=== Section Start ===

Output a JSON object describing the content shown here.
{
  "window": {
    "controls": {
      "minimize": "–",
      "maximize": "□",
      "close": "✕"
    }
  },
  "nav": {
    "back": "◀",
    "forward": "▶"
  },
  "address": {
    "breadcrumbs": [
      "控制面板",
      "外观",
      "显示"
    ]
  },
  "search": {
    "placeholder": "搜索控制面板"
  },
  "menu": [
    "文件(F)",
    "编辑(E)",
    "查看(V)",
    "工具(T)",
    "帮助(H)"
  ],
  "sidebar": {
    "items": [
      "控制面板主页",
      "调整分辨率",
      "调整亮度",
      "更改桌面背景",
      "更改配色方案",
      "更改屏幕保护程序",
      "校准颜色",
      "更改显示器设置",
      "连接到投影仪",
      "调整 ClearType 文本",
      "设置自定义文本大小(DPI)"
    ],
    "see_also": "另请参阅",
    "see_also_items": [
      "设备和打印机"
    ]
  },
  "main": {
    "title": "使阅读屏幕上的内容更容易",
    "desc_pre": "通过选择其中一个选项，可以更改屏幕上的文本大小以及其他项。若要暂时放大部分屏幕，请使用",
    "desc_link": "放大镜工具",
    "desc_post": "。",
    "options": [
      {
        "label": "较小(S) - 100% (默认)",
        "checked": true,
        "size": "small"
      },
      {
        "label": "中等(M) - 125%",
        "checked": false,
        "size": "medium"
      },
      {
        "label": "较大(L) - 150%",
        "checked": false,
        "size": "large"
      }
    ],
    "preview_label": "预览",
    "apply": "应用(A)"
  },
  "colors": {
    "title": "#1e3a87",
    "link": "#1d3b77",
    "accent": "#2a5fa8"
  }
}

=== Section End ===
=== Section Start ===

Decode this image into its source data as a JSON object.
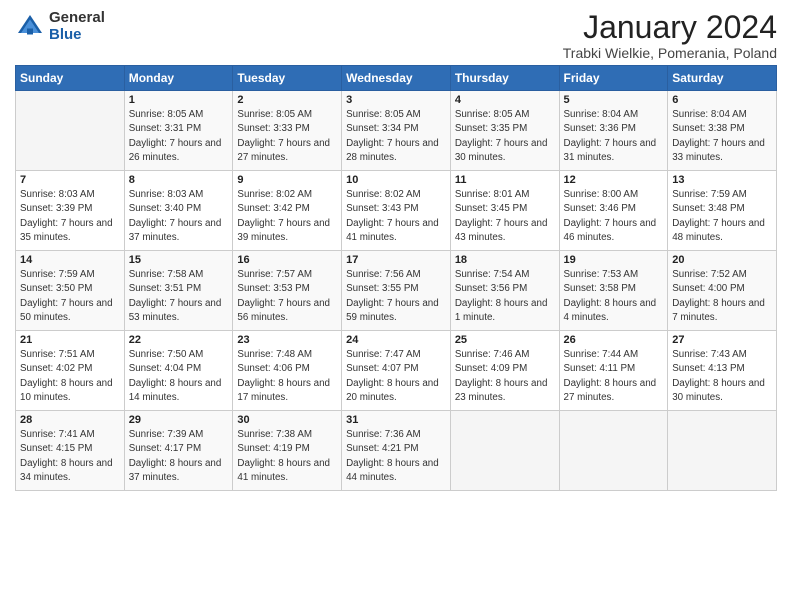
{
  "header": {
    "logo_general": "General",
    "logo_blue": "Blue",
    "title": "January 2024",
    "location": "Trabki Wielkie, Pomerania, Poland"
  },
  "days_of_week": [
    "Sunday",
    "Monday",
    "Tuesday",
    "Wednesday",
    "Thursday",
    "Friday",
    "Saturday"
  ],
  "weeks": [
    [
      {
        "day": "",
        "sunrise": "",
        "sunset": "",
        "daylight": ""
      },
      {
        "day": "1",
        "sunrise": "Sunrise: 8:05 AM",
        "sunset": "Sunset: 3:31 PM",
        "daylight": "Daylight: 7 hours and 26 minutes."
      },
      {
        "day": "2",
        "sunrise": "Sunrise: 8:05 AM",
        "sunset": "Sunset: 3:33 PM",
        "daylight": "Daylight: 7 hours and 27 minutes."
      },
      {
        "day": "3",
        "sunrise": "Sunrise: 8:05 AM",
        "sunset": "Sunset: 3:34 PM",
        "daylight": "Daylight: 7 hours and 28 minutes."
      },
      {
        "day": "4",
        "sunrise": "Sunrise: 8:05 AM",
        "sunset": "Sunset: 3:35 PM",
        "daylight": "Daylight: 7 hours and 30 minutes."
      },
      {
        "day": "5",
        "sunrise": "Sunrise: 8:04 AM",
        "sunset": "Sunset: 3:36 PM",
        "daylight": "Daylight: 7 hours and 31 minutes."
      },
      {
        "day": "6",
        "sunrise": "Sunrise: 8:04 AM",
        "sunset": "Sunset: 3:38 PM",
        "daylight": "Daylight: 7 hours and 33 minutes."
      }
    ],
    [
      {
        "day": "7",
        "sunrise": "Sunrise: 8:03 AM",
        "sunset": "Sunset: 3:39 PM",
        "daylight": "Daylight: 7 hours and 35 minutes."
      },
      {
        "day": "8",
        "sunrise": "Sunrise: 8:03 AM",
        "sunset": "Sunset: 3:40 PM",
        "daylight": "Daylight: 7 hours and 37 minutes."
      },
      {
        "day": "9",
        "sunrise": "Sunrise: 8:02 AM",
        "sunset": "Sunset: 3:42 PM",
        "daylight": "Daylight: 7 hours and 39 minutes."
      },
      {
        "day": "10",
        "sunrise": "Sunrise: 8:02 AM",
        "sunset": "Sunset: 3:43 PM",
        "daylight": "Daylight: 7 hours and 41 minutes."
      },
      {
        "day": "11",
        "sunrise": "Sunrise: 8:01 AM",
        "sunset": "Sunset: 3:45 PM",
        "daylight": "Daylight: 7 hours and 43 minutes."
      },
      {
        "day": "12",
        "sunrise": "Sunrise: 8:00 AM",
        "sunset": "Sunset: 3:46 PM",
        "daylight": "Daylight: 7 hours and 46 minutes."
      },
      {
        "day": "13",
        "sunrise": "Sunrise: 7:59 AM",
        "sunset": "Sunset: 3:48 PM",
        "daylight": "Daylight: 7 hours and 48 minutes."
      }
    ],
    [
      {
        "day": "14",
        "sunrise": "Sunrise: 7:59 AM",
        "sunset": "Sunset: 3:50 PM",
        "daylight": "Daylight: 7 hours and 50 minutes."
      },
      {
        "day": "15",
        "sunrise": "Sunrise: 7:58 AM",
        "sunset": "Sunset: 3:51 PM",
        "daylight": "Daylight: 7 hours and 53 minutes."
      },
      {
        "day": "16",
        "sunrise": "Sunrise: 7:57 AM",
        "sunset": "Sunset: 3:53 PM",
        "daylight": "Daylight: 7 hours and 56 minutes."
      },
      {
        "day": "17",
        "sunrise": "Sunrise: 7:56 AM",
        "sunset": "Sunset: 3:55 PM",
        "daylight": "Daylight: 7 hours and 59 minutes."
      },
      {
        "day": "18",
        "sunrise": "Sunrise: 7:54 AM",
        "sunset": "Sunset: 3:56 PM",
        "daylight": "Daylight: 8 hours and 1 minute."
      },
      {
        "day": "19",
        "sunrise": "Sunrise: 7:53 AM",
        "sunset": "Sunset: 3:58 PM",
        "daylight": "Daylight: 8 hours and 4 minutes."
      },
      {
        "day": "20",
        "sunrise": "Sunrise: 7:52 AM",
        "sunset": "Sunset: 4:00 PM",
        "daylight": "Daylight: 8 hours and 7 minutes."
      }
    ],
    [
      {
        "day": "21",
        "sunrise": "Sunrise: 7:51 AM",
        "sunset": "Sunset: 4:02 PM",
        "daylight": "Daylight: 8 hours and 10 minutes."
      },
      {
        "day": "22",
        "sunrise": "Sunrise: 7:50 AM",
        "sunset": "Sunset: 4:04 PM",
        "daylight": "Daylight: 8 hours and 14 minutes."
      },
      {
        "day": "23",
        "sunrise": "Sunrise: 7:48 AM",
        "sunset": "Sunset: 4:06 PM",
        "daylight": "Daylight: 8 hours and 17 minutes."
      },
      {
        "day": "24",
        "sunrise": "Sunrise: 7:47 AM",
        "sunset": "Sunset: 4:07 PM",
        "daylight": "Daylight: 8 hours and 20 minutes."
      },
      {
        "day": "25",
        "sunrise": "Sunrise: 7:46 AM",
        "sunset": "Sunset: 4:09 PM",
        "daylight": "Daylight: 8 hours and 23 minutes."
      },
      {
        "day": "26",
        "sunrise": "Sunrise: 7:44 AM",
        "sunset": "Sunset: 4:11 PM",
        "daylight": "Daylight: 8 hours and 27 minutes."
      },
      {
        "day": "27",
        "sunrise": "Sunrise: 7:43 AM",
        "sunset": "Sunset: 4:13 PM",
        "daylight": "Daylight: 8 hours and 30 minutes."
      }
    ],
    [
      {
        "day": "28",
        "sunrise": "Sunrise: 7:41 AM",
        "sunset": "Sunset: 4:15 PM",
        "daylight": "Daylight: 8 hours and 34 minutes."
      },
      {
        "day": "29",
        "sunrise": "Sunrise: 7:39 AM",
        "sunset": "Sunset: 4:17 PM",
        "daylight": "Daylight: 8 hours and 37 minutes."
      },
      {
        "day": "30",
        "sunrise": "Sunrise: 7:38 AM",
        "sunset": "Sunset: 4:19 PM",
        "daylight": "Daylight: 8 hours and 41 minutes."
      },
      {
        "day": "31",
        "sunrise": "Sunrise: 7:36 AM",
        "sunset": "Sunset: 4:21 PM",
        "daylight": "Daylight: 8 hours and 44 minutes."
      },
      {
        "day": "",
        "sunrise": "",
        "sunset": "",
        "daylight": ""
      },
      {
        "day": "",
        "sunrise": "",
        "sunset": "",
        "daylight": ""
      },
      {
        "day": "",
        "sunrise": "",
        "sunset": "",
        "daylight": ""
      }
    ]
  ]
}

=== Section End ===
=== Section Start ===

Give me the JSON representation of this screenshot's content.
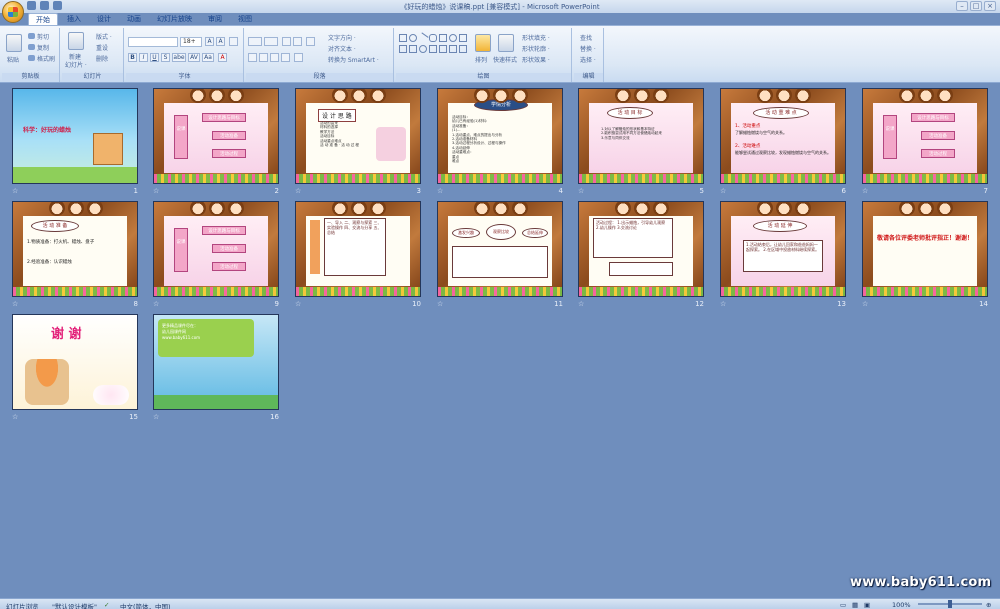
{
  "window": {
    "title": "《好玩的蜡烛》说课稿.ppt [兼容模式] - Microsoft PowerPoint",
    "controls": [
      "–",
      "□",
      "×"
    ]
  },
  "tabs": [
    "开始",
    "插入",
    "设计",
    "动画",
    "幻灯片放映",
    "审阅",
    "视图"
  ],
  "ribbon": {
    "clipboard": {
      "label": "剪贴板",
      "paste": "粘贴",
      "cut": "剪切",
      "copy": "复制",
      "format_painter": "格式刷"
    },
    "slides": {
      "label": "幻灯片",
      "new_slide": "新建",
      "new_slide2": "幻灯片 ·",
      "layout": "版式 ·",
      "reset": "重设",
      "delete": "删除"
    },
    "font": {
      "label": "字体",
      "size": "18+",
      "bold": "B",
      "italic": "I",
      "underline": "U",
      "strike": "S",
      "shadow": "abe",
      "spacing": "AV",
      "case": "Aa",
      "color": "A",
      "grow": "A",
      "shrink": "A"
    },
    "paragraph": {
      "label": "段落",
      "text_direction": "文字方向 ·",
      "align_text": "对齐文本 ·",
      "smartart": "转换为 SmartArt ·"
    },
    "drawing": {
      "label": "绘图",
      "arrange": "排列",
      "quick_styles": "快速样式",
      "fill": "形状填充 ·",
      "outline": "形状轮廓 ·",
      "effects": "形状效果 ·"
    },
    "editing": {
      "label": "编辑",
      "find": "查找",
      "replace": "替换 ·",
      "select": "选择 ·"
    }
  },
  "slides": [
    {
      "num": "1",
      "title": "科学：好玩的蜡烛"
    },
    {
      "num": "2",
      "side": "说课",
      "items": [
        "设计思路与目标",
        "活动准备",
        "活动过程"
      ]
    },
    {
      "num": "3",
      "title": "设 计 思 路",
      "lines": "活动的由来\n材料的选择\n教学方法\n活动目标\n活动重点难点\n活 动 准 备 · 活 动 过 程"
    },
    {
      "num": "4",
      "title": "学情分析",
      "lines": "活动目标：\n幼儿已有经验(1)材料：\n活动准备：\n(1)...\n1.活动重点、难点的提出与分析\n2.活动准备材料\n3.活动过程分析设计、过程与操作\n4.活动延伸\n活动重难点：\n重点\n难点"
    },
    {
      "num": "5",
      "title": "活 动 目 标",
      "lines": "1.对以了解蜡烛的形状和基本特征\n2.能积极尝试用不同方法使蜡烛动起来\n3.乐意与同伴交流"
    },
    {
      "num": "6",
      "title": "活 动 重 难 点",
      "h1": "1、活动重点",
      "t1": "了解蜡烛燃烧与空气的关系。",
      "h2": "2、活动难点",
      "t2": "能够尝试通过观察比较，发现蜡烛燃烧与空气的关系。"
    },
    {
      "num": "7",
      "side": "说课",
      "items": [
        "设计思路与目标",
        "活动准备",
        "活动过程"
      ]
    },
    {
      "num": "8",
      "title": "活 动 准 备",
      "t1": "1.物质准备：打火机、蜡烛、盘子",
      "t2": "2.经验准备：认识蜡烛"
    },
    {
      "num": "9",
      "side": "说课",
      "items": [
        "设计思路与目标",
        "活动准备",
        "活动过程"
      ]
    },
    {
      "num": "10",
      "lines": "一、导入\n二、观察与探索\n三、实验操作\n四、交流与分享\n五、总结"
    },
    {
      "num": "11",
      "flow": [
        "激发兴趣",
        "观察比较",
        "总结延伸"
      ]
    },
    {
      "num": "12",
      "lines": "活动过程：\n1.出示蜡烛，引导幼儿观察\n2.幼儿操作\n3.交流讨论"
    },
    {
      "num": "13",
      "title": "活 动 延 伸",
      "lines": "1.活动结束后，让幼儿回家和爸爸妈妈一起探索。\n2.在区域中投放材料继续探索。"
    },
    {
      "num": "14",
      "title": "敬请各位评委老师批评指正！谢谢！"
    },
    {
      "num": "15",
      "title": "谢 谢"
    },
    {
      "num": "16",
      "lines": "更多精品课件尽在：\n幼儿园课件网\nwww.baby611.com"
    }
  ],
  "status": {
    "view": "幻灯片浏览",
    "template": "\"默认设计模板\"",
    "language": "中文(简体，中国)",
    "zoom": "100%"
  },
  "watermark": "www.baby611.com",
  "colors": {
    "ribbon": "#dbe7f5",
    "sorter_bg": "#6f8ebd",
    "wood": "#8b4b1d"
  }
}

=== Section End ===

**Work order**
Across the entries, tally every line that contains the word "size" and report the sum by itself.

**Response to this exercise**
4